Posts Tagged ‘Safety and Emergencies’

Sale! The Boating Bible Manual of Seamanship is on sale!

Monday, June 21st, 2010

The Boating Bible Manual of Seamanship

This month you can buy The Boating Bible Manual of Seamanship and save:

NB: Prices in Australian Dollars Was Now
The Boating Bible Manual of Seamanship
Boat Handling 1 and 2
Navigation and Passage Planning
Safety and Emergencies
Skipper and Crew, Knots and The Language of the Sea

Remember, this special offer expires on 30 June 2010.

Don’t miss this great opportunity. Use the ‘Share This’ button to tell your friends.
Click to get yours now – The Boating Bible Manual of Seamanship.

When lightning strikes, does your yacht need protection?

Monday, October 6th, 2008

During a land-based thunderstorm the other morning I was reminded of a bizarre conversation I was once part of during a thunderstorm in an ocean race. We were sailing towards a cold front, which was creating the storm. There was no way to avoid it.
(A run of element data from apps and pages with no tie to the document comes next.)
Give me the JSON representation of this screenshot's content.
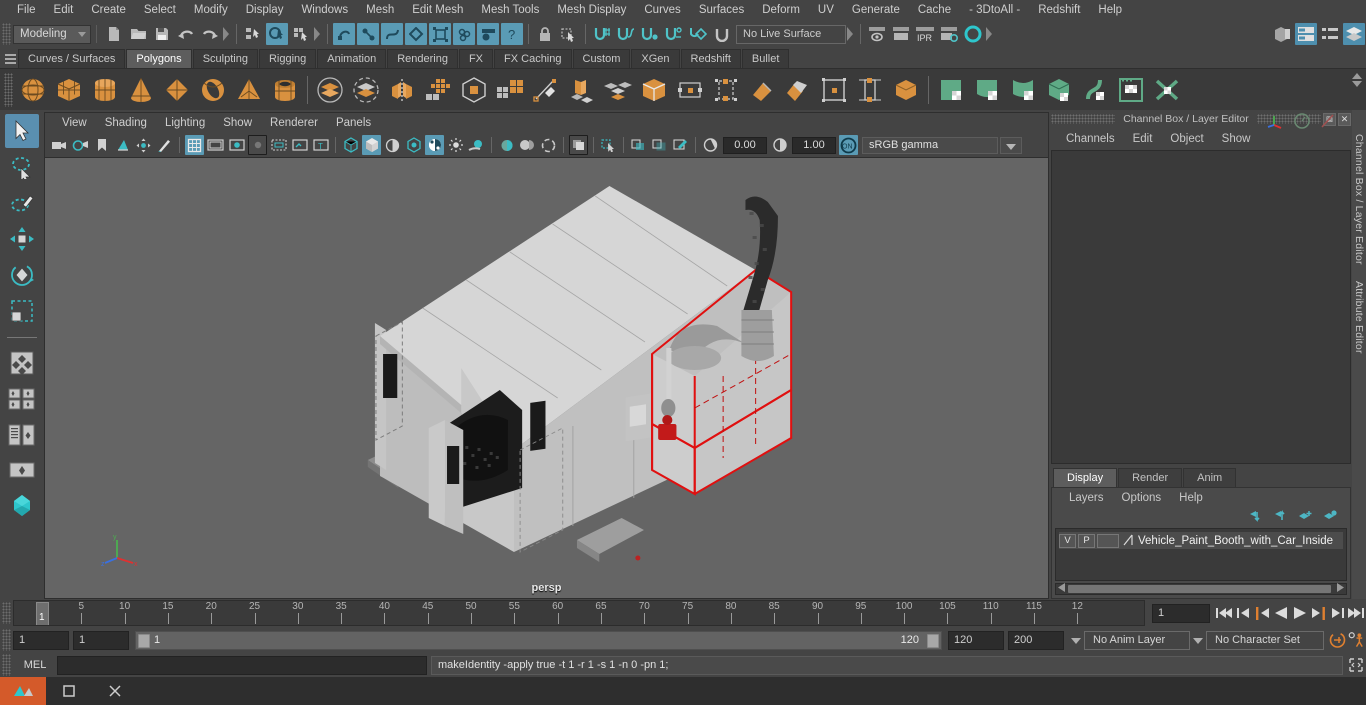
{
  "menubar": {
    "items": [
      "File",
      "Edit",
      "Create",
      "Select",
      "Modify",
      "Display",
      "Windows",
      "Mesh",
      "Edit Mesh",
      "Mesh Tools",
      "Mesh Display",
      "Curves",
      "Surfaces",
      "Deform",
      "UV",
      "Generate",
      "Cache",
      "- 3DtoAll -",
      "Redshift",
      "Help"
    ]
  },
  "statusline": {
    "menuset": "Modeling",
    "live_surface": "No Live Surface"
  },
  "shelf": {
    "tabs": [
      "Curves / Surfaces",
      "Polygons",
      "Sculpting",
      "Rigging",
      "Animation",
      "Rendering",
      "FX",
      "FX Caching",
      "Custom",
      "XGen",
      "Redshift",
      "Bullet"
    ],
    "active_tab": "Polygons"
  },
  "viewport": {
    "menus": [
      "View",
      "Shading",
      "Lighting",
      "Show",
      "Renderer",
      "Panels"
    ],
    "exposure": "0.00",
    "gamma_value": "1.00",
    "color_space": "sRGB gamma",
    "camera_label": "persp"
  },
  "channelbox": {
    "title": "Channel Box / Layer Editor",
    "menus": [
      "Channels",
      "Edit",
      "Object",
      "Show"
    ]
  },
  "layer_editor": {
    "tabs": [
      "Display",
      "Render",
      "Anim"
    ],
    "active_tab": "Display",
    "menus": [
      "Layers",
      "Options",
      "Help"
    ],
    "layers": [
      {
        "visibility": "V",
        "playback": "P",
        "color": "",
        "name": "Vehicle_Paint_Booth_with_Car_Inside"
      }
    ]
  },
  "side_tabs": [
    "Channel Box / Layer Editor",
    "Attribute Editor"
  ],
  "timeline": {
    "tick_labels": [
      "5",
      "10",
      "15",
      "20",
      "25",
      "30",
      "35",
      "40",
      "45",
      "50",
      "55",
      "60",
      "65",
      "70",
      "75",
      "80",
      "85",
      "90",
      "95",
      "100",
      "105",
      "110",
      "115",
      "12"
    ],
    "current_frame_marker": "1",
    "current_frame_field": "1"
  },
  "range": {
    "anim_start": "1",
    "range_start": "1",
    "slider_start_label": "1",
    "slider_end_label": "120",
    "range_end": "120",
    "anim_end": "200",
    "anim_layer": "No Anim Layer",
    "character_set": "No Character Set"
  },
  "command_line": {
    "mel_label": "MEL",
    "input_value": "",
    "output": "makeIdentity -apply true -t 1 -r 1 -s 1 -n 0 -pn 1;"
  },
  "colors": {
    "accent_blue": "#5a9bb5",
    "shelf_orange": "#d9913f",
    "shelf_green": "#5faa86",
    "selection_red": "#d81f1f",
    "taskbar_orange": "#d45a2a"
  },
  "icons": {
    "toolbox": [
      "select-tool-icon",
      "lasso-select-icon",
      "paint-select-icon",
      "move-tool-icon",
      "rotate-tool-icon",
      "scale-tool-icon",
      "last-tool-icon",
      "quad-view-layout-icon",
      "four-view-layout-icon",
      "outliner-persp-layout-icon",
      "persp-layout-icon",
      "hypershade-icon"
    ],
    "statusline_left": [
      "new-scene-icon",
      "open-scene-icon",
      "save-scene-icon",
      "undo-icon",
      "redo-icon",
      "select-by-hierarchy-icon",
      "select-by-object-icon",
      "select-by-component-icon",
      "mask-handle-icon",
      "mask-joint-icon",
      "mask-curve-icon",
      "mask-surface-icon",
      "mask-deformer-icon",
      "mask-dynamic-icon",
      "mask-rendering-icon",
      "mask-misc-icon",
      "lock-icon",
      "marquee-select-icon",
      "snap-grid-icon",
      "snap-curve-icon",
      "snap-point-icon",
      "snap-projected-icon",
      "snap-view-plane-icon",
      "snap-magnet-icon"
    ],
    "statusline_right": [
      "render-current-frame-icon",
      "ipr-render-icon",
      "ipr-label-icon",
      "render-settings-icon",
      "render-view-icon",
      "show-hide-attribute-editor-icon",
      "show-hide-tool-settings-icon",
      "show-hide-channel-box-icon",
      "layer-editor-icon"
    ],
    "viewport_tools": [
      "select-camera-icon",
      "camera-attributes-icon",
      "bookmark-icon",
      "image-plane-icon",
      "two-d-pan-zoom-icon",
      "grease-pencil-icon",
      "grid-icon",
      "film-gate-icon",
      "resolution-gate-icon",
      "gate-mask-icon",
      "field-chart-icon",
      "safe-action-icon",
      "safe-title-icon",
      "wireframe-icon",
      "smooth-shade-icon",
      "shaded-wireframe-icon",
      "textured-icon",
      "use-default-lighting-icon",
      "shadows-icon",
      "screen-space-ao-icon",
      "motion-blur-icon",
      "multisample-icon",
      "xray-icon",
      "xray-joints-icon",
      "isolate-select-icon",
      "exposure-icon",
      "gamma-icon",
      "color-management-icon"
    ],
    "shelf_polygons": [
      "poly-sphere-icon",
      "poly-cube-icon",
      "poly-cylinder-icon",
      "poly-cone-icon",
      "poly-plane-icon",
      "poly-torus-icon",
      "poly-pyramid-icon",
      "poly-pipe-icon",
      "combine-icon",
      "separate-icon",
      "mirror-icon",
      "smooth-icon",
      "booleans-icon",
      "extrude-icon",
      "bevel-icon",
      "bridge-icon",
      "merge-icon",
      "multi-cut-icon",
      "target-weld-icon",
      "quad-draw-icon",
      "sculpt-icon",
      "uv-editor-icon",
      "uv-planar-icon",
      "uv-cylindrical-icon",
      "uv-spherical-icon",
      "uv-automatic-icon",
      "uv-snapshot-icon",
      "uv-layout-icon"
    ],
    "playback": [
      "go-to-start-icon",
      "step-back-key-icon",
      "step-back-frame-icon",
      "play-backwards-icon",
      "play-forwards-icon",
      "step-forward-frame-icon",
      "step-forward-key-icon",
      "go-to-end-icon"
    ],
    "layer_editor": [
      "move-layer-up-icon",
      "move-layer-down-icon",
      "new-layer-icon",
      "new-layer-from-selected-icon"
    ],
    "taskbar": [
      "maya-app-icon",
      "window-restore-icon",
      "window-close-icon"
    ]
  }
}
As the lightning flashed and the hail bombarded us, a layer of iceblocks built up around our feet. There came a particularly bright flash which lit up the whole scene and the sea around.
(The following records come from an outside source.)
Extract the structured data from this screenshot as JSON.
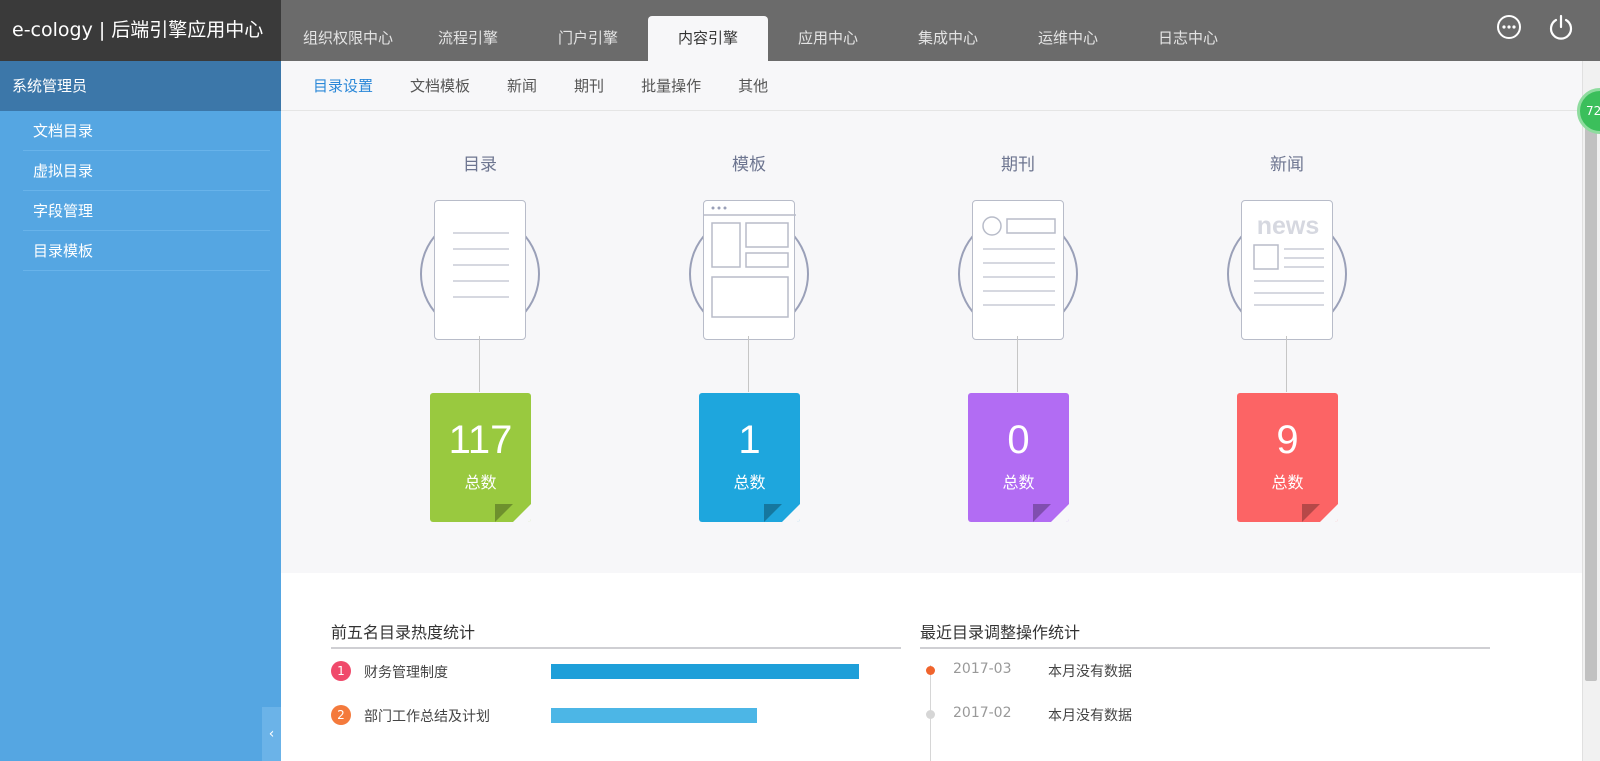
{
  "header": {
    "brand": "e-cology | 后端引擎应用中心",
    "tabs": [
      {
        "label": "组织权限中心"
      },
      {
        "label": "流程引擎"
      },
      {
        "label": "门户引擎"
      },
      {
        "label": "内容引擎"
      },
      {
        "label": "应用中心"
      },
      {
        "label": "集成中心"
      },
      {
        "label": "运维中心"
      },
      {
        "label": "日志中心"
      }
    ],
    "active_tab": "内容引擎",
    "icons": [
      "more-icon",
      "power-icon"
    ]
  },
  "sidebar": {
    "heading": "系统管理员",
    "items": [
      {
        "label": "文档目录"
      },
      {
        "label": "虚拟目录"
      },
      {
        "label": "字段管理"
      },
      {
        "label": "目录模板"
      }
    ],
    "collapse_glyph": "‹"
  },
  "subnav": {
    "tabs": [
      {
        "label": "目录设置"
      },
      {
        "label": "文档模板"
      },
      {
        "label": "新闻"
      },
      {
        "label": "期刊"
      },
      {
        "label": "批量操作"
      },
      {
        "label": "其他"
      }
    ],
    "active_tab": "目录设置"
  },
  "stats": [
    {
      "title": "目录",
      "count": "117",
      "label": "总数",
      "color": "#99c93f",
      "icon": "document-icon"
    },
    {
      "title": "模板",
      "count": "1",
      "label": "总数",
      "color": "#1ea6dd",
      "icon": "template-icon"
    },
    {
      "title": "期刊",
      "count": "0",
      "label": "总数",
      "color": "#b26cf3",
      "icon": "journal-icon"
    },
    {
      "title": "新闻",
      "count": "9",
      "label": "总数",
      "color": "#fc6465",
      "icon": "newspaper-icon"
    }
  ],
  "news_icon_text": "news",
  "hot_ranking": {
    "title": "前五名目录热度统计",
    "items": [
      {
        "rank": "1",
        "name": "财务管理制度",
        "share": 1.0,
        "bar_color": "#1e9fd9",
        "badge_color": "#f04a6b"
      },
      {
        "rank": "2",
        "name": "部门工作总结及计划",
        "share": 0.67,
        "bar_color": "#4cb6e6",
        "badge_color": "#f47a3c"
      }
    ]
  },
  "recent_ops": {
    "title": "最近目录调整操作统计",
    "items": [
      {
        "date": "2017-03",
        "text": "本月没有数据",
        "dot_color": "#f0642d"
      },
      {
        "date": "2017-02",
        "text": "本月没有数据",
        "dot_color": "#d6d6d6"
      }
    ]
  },
  "float_badge": "72"
}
One of the crew asked: “What happens if lightning strikes us?” Nobody could give a good scientific answer, but we were all aware that only a few weeks earlier, a very well-crewed racing yacht had disappeared on a voyage from Australia to New Zealand. No distress call, no sighting. Nothing.

There was discussion on whether the VHF aerial at the masthead could give any protection. I wondered whether doing a good job of rigging the mast – linking the rigging screws to the chainplates and the chainplates to the keel – might create a dangerous path for the lightning, even blow a hole in the side of the boat.

Does anybody have experience of a lightning strike at sea? I’d love to hear from them. In the meantime I’ll have to do some research myself.

Read more about emergencies you may face.

EPIRBs – where do you put them?

Thursday, September 18th, 2008

I have been thinking about EPIRBs and where best to stow them. Some people favour putting them in a grab bag. Others believe close to the companionway is better. I think there is a good argument that they should be outside the boat so that they can be activated by water pressure in the case of a really quick emergency.

Then I thought the best bet of all would be to have one packed in the liferaft itself. After all, you cannot then forget it. And now that they are so much cheaper than they used to be, why not have two? One in the raft and another wherever you like.